SafetyPredictor focuses on the prediction to the safety level of driving behavior for drivers on online ride-hailing.

It’s the project I worked on as a software engineer intern in Didi Chuxing at Beijing, China, where I was supervised by Yashu Liu.


1. Problems and Motivations

Driving safety is an important problem, closely related to the daily life of residents, and the business of companies providing online ride-hailing. Data shows that among various factors affecting traffic accidents, about 93% are related to people, and about 35% are related to roads.

Thanks to Didi’s Big Data Platform, we are able to collect information on both drivers and roads. Our intuition is that certain information has a strong relationship with driving safety:

  1. Roads information: road width, number of lanes, road speed limit, etc.
  2. Dangerous driving behaviors: rapid acceleration, rapid turn, over speed, etc.
  3. The combinations: certain behaviors happened on certain roads. For example, rapid acceleration on bridges may be more dangerous than normal roads.

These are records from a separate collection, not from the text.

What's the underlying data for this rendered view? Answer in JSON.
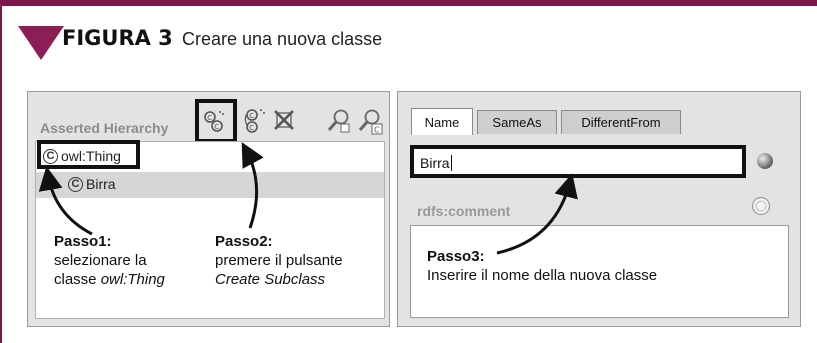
{
  "figure": {
    "label": "FIGURA 3",
    "caption": "Creare una nuova classe"
  },
  "left_panel": {
    "title": "Asserted Hierarchy",
    "toolbar_icons": [
      "create-subclass-icon",
      "create-sibling-class-icon",
      "delete-class-icon",
      "find-class-icon",
      "find-usage-icon"
    ],
    "tree": [
      {
        "label": "owl:Thing",
        "icon": "C"
      },
      {
        "label": "Birra",
        "icon": "C"
      }
    ]
  },
  "right_panel": {
    "tabs": [
      "Name",
      "SameAs",
      "DifferentFrom"
    ],
    "name_value": "Birra",
    "comment_label": "rdfs:comment"
  },
  "annotations": {
    "passo1": {
      "title": "Passo1:",
      "line1": "selezionare la",
      "line2_prefix": "classe ",
      "line2_italic": "owl:Thing"
    },
    "passo2": {
      "title": "Passo2:",
      "line1": "premere il pulsante",
      "line2_italic": "Create Subclass"
    },
    "passo3": {
      "title": "Passo3:",
      "line1": "Inserire il nome della nuova classe"
    }
  },
  "colors": {
    "accent": "#8b1f55",
    "panel_bg": "#e3e3e3",
    "highlight_border": "#111111"
  }
}
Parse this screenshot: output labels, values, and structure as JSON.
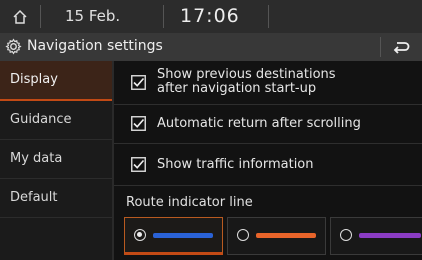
{
  "status": {
    "date": "15 Feb.",
    "time": "17:06"
  },
  "header": {
    "title": "Navigation settings",
    "icon": "gear-icon",
    "back_icon": "back-arrow-icon"
  },
  "menu": [
    {
      "label": "Display",
      "active": true
    },
    {
      "label": "Guidance",
      "active": false
    },
    {
      "label": "My data",
      "active": false
    },
    {
      "label": "Default",
      "active": false
    }
  ],
  "options": [
    {
      "line1": "Show previous destinations",
      "line2": "after navigation start-up",
      "checked": true
    },
    {
      "line1": "Automatic return after scrolling",
      "checked": true
    },
    {
      "line1": "Show traffic information",
      "checked": true
    }
  ],
  "route_indicator": {
    "label": "Route indicator line",
    "choices": [
      {
        "color": "#2a62d6",
        "selected": true
      },
      {
        "color": "#e8642a",
        "selected": false
      },
      {
        "color": "#8b3cc4",
        "selected": false
      }
    ]
  },
  "colors": {
    "accent": "#c24a15",
    "background": "#121212"
  }
}
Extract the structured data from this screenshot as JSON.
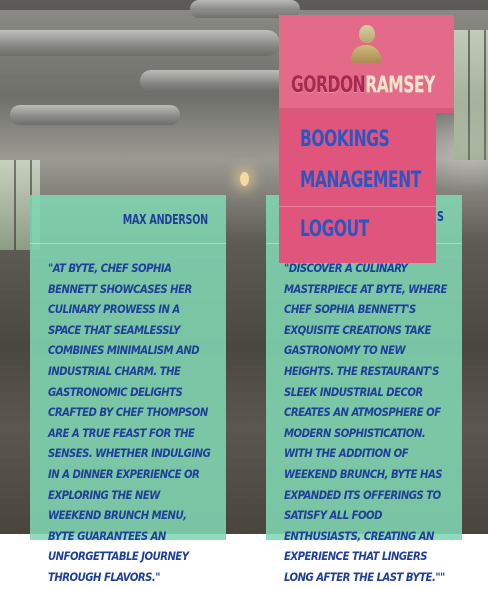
{
  "brand": {
    "part1": "GORDON",
    "part2": "RAMSEY"
  },
  "nav": {
    "items": [
      {
        "label": "BOOKINGS"
      },
      {
        "label": "MANAGEMENT"
      },
      {
        "label": "LOGOUT"
      }
    ]
  },
  "cards": [
    {
      "name": "MAX ANDERSON",
      "quote": "\"AT BYTE, CHEF SOPHIA BENNETT SHOWCASES HER CULINARY PROWESS IN A SPACE THAT SEAMLESSLY COMBINES MINIMALISM AND INDUSTRIAL CHARM. THE GASTRONOMIC DELIGHTS CRAFTED BY CHEF THOMPSON ARE A TRUE FEAST FOR THE SENSES. WHETHER INDULGING IN A DINNER EXPERIENCE OR EXPLORING THE NEW WEEKEND BRUNCH MENU, BYTE GUARANTEES AN UNFORGETTABLE JOURNEY THROUGH FLAVORS.\""
    },
    {
      "name_peek": "S",
      "quote": "\"DISCOVER A CULINARY MASTERPIECE AT BYTE, WHERE CHEF SOPHIA BENNETT'S EXQUISITE CREATIONS TAKE GASTRONOMY TO NEW HEIGHTS. THE RESTAURANT'S SLEEK INDUSTRIAL DECOR CREATES AN ATMOSPHERE OF MODERN SOPHISTICATION. WITH THE ADDITION OF WEEKEND BRUNCH, BYTE HAS EXPANDED ITS OFFERINGS TO SATISFY ALL FOOD ENTHUSIASTS, CREATING AN EXPERIENCE THAT LINGERS LONG AFTER THE LAST BYTE.\"\""
    }
  ],
  "icons": {
    "avatar": "user-avatar-icon"
  },
  "colors": {
    "menu_pink": "#e46a8a",
    "menu_link": "#2a56c4",
    "card_green": "#80d6b2",
    "card_text": "#1f3f9a"
  }
}
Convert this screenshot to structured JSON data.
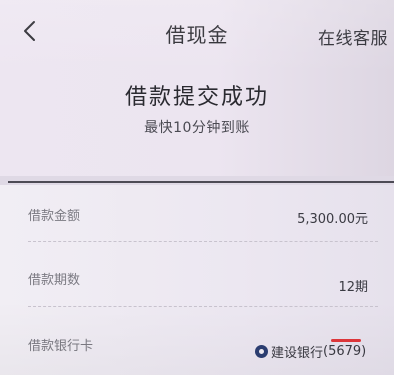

2. Aims

We want to build systems which:

  1. Collect raw data in a previous time window;
  2. Generate numeric features of roads information, dangerous driving behaviors, and the combination of the two;
  3. Build prediction models to predict driving safety in the future;

The systems are running on millions of online ride-hailing orders on DiDi’s Big Data Platform, so it must support:

  1. the parallelism when generating features — Spark and Hadoop;
  2. the parallelism when training model — XGBoost and LightGBM.

3. Methods and Solutions

We are applying a patent for algorithms. I will present detailed algorithms after the patent comes to the world (it will be soon). The following parts are high-level algorithms.

1. Feature Engineering

The most complex part of algorithms is about how to combine roads information and dangerous driving behaviors. It heavily leverages Spark RDD, especially actions related to RDD in key-value pairs (since we want to generate features of each driver).

We generate numeric features like the average number of times a driver braked sharply on a road with a speed limit of 80 km/h in the most recent month.

We mark the drivers who have a traffic accident in a certain time window in the future as dangerous drivers with label 1. On the other hand, drivers without traffic accidents are in label 0.

2. Prediction Model

Finally, we generate about 800 features for each driver and for a month there are about 5 million monthly active drivers.

Given generated features and labels, we regard the prediction as a regression problem. We build our models in XGBoost (we also tried LightGBM) and apply parameters tuning (we write auto-tuning scripts, available here).

4. Performance

The AUCs of prediction reached 0.803, and the Top 10% Recall reached 46.11%.

It means if we take 100 drivers that our model predicts positive, 46 of them will have traffic accidents in the future. It is very important for online ride-hailing companies to take some actions (like special educations) for those dangerous drivers.

Compared to the previous model which only uses dangerous behaviors, the AUC gained 3pp higher and the Top 10% Recall gained 5pp higher.

Related Technologies

  1. Spark and Hadoop: All the data is on Didi’s Data Platform which is based on Spark and Hadoop. We use Spark heavily to generate features.
  2. LightGBM and XGBoost: We utilize lightGBM and XGBoost to build our prediction models.
  3. Algorithms: We build the whole project from scratch. The algorithms in this include typical machine learning processes: data cleaning, feature engineering, feature selections, models validation, and parameters tuning.

Programming Languages

  1. Java & Python: 90%. Most of the codes are related to actions of RDD in Java. The other parts of codes are related to prediction models in Python.
  2. Bash: 5%. I write bash scripts for testing.
  3. HQL: 5%. I write small HQL snippets in Hive to get raw data.

Links to Codes

The auto-tuning scripts now are available here.